> [Work item]: Please retype all the data below exactly, line for line.
The records section start
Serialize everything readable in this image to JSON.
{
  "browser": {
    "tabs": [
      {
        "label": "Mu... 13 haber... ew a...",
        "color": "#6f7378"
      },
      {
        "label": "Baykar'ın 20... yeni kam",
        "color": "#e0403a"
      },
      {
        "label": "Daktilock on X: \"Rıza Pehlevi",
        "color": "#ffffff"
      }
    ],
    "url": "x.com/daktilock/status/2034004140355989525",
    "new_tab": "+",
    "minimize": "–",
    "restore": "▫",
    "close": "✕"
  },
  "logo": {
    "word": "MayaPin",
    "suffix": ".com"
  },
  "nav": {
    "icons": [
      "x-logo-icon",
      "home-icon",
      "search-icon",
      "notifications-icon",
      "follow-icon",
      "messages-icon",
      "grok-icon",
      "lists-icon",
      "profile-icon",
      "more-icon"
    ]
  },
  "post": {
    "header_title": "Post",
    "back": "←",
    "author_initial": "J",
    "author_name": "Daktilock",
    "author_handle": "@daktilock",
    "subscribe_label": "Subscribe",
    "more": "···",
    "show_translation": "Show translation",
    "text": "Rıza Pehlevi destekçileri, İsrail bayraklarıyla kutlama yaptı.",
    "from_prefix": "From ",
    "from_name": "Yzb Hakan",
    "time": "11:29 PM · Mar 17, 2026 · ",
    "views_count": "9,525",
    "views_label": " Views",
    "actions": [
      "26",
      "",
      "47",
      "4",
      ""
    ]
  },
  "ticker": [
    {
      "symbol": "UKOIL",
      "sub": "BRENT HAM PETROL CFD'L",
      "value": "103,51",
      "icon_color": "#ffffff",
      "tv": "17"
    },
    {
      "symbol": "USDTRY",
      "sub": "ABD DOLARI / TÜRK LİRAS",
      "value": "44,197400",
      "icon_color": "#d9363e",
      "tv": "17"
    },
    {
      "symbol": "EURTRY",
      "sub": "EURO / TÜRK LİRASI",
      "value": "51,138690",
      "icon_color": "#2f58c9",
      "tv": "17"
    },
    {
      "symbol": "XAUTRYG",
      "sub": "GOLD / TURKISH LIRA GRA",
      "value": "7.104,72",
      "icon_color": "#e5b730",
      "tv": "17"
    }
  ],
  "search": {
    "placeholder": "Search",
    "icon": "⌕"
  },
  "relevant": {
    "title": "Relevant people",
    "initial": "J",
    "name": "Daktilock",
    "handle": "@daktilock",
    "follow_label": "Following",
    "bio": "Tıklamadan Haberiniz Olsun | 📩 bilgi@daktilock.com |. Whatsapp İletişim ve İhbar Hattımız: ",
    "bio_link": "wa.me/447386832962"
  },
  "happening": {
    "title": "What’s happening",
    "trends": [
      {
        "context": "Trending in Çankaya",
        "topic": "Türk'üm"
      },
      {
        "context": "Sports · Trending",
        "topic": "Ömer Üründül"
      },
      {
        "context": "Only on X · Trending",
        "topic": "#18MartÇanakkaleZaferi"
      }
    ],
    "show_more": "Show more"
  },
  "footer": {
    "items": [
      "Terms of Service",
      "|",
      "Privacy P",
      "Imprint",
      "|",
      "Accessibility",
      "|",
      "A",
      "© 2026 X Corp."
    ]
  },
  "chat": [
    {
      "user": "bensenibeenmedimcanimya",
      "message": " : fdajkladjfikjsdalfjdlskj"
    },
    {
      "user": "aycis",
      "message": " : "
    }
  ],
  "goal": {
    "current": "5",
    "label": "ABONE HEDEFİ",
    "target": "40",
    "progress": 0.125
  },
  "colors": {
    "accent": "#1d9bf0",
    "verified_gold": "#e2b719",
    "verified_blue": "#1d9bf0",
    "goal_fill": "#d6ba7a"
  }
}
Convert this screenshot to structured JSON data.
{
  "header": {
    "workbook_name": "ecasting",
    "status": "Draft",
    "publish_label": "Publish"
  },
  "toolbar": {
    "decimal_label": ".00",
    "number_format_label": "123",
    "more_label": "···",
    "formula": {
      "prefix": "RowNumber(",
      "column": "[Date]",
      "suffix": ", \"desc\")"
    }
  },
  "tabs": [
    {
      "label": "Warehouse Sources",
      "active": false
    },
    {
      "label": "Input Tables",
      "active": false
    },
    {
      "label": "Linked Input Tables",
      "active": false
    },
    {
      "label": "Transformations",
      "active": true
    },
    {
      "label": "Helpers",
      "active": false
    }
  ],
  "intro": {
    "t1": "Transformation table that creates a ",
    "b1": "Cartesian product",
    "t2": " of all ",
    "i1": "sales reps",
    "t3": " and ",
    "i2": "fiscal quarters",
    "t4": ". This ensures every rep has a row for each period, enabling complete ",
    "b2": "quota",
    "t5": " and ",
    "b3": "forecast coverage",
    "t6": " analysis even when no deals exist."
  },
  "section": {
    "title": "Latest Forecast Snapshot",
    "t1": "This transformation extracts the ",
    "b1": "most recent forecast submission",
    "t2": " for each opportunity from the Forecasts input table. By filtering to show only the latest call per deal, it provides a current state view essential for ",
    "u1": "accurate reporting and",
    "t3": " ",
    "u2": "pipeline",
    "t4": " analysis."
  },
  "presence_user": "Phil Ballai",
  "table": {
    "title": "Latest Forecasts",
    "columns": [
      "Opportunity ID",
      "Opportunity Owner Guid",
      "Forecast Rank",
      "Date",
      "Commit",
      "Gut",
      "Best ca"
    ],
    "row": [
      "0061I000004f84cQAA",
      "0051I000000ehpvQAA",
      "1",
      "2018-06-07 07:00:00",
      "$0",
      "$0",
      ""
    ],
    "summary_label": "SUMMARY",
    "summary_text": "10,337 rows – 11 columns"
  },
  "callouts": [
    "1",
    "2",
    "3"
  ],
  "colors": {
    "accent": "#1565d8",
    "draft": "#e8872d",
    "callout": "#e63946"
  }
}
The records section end
> [Exercise answer]:
Serialize everything readable in this image to JSON.
{
  "browser": {
    "tabs": [
      {
        "label": "Mu... 13 haber... ew a...",
        "color": "#6f7378"
      },
      {
        "label": "Baykar'ın 20... yeni kam",
        "color": "#e0403a"
      },
      {
        "label": "Daktilock on X: \"Rıza Pehlevi",
        "color": "#ffffff"
      }
    ],
    "url": "x.com/daktilock/status/2034004140355989525",
    "new_tab": "+",
    "minimize": "–",
    "restore": "▫",
    "close": "✕"
  },
  "logo": {
    "word": "MayaPin",
    "suffix": ".com"
  },
  "nav": {
    "icons": [
      "x-logo-icon",
      "home-icon",
      "search-icon",
      "notifications-icon",
      "follow-icon",
      "messages-icon",
      "grok-icon",
      "lists-icon",
      "profile-icon",
      "more-icon"
    ]
  },
  "post": {
    "header_title": "Post",
    "back": "←",
    "author_initial": "J",
    "author_name": "Daktilock",
    "author_handle": "@daktilock",
    "subscribe_label": "Subscribe",
    "more": "···",
    "show_translation": "Show translation",
    "text": "Rıza Pehlevi destekçileri, İsrail bayraklarıyla kutlama yaptı.",
    "from_prefix": "From ",
    "from_name": "Yzb Hakan",
    "time": "11:29 PM · Mar 17, 2026 · ",
    "views_count": "9,525",
    "views_label": " Views",
    "actions": [
      "26",
      "",
      "47",
      "4",
      ""
    ]
  },
  "ticker": [
    {
      "symbol": "UKOIL",
      "sub": "BRENT HAM PETROL CFD'L",
      "value": "103,51",
      "icon_color": "#ffffff",
      "tv": "17"
    },
    {
      "symbol": "USDTRY",
      "sub": "ABD DOLARI / TÜRK LİRAS",
      "value": "44,197400",
      "icon_color": "#d9363e",
      "tv": "17"
    },
    {
      "symbol": "EURTRY",
      "sub": "EURO / TÜRK LİRASI",
      "value": "51,138690",
      "icon_color": "#2f58c9",
      "tv": "17"
    },
    {
      "symbol": "XAUTRYG",
      "sub": "GOLD / TURKISH LIRA GRA",
      "value": "7.104,72",
      "icon_color": "#e5b730",
      "tv": "17"
    }
  ],
  "search": {
    "placeholder": "Search",
    "icon": "⌕"
  },
  "relevant": {
    "title": "Relevant people",
    "initial": "J",
    "name": "Daktilock",
    "handle": "@daktilock",
    "follow_label": "Following",
    "bio": "Tıklamadan Haberiniz Olsun | 📩 bilgi@daktilock.com |. Whatsapp İletişim ve İhbar Hattımız: ",
    "bio_link": "wa.me/447386832962"
  },
  "happening": {
    "title": "What’s happening",
    "trends": [
      {
        "context": "Trending in Çankaya",
        "topic": "Türk'üm"
      },
      {
        "context": "Sports · Trending",
        "topic": "Ömer Üründül"
      },
      {
        "context": "Only on X · Trending",
        "topic": "#18MartÇanakkaleZaferi"
      }
    ],
    "show_more": "Show more"
  },
  "footer": {
    "items": [
      "Terms of Service",
      "|",
      "Privacy P",
      "Imprint",
      "|",
      "Accessibility",
      "|",
      "A",
      "© 2026 X Corp."
    ]
  },
  "chat": [
    {
      "user": "bensenibeenmedimcanimya",
      "message": " : fdajkladjfikjsdalfjdlskj"
    },
    {
      "user": "aycis",
      "message": " : "
    }
  ],
  "goal": {
    "current": "5",
    "label": "ABONE HEDEFİ",
    "target": "40",
    "progress": 0.125
  },
  "colors": {
    "accent": "#1d9bf0",
    "verified_gold": "#e2b719",
    "verified_blue": "#1d9bf0",
    "goal_fill": "#d6ba7a"
  }
}
Convert this screenshot to structured JSON data.
{
  "header": {
    "workbook_name": "ecasting",
    "status": "Draft",
    "publish_label": "Publish"
  },
  "toolbar": {
    "decimal_label": ".00",
    "number_format_label": "123",
    "more_label": "···",
    "formula": {
      "prefix": "RowNumber(",
      "column": "[Date]",
      "suffix": ", \"desc\")"
    }
  },
  "tabs": [
    {
      "label": "Warehouse Sources",
      "active": false
    },
    {
      "label": "Input Tables",
      "active": false
    },
    {
      "label": "Linked Input Tables",
      "active": false
    },
    {
      "label": "Transformations",
      "active": true
    },
    {
      "label": "Helpers",
      "active": false
    }
  ],
  "intro": {
    "t1": "Transformation table that creates a ",
    "b1": "Cartesian product",
    "t2": " of all ",
    "i1": "sales reps",
    "t3": " and ",
    "i2": "fiscal quarters",
    "t4": ". This ensures every rep has a row for each period, enabling complete ",
    "b2": "quota",
    "t5": " and ",
    "b3": "forecast coverage",
    "t6": " analysis even when no deals exist."
  },
  "section": {
    "title": "Latest Forecast Snapshot",
    "t1": "This transformation extracts the ",
    "b1": "most recent forecast submission",
    "t2": " for each opportunity from the Forecasts input table. By filtering to show only the latest call per deal, it provides a current state view essential for ",
    "u1": "accurate reporting and",
    "t3": " ",
    "u2": "pipeline",
    "t4": " analysis."
  },
  "presence_user": "Phil Ballai",
  "table": {
    "title": "Latest Forecasts",
    "columns": [
      "Opportunity ID",
      "Opportunity Owner Guid",
      "Forecast Rank",
      "Date",
      "Commit",
      "Gut",
      "Best ca"
    ],
    "row": [
      "0061I000004f84cQAA",
      "0051I000000ehpvQAA",
      "1",
      "2018-06-07 07:00:00",
      "$0",
      "$0",
      ""
    ],
    "summary_label": "SUMMARY",
    "summary_text": "10,337 rows – 11 columns"
  },
  "callouts": [
    "1",
    "2",
    "3"
  ],
  "colors": {
    "accent": "#1565d8",
    "draft": "#e8872d",
    "callout": "#e63946"
  }
}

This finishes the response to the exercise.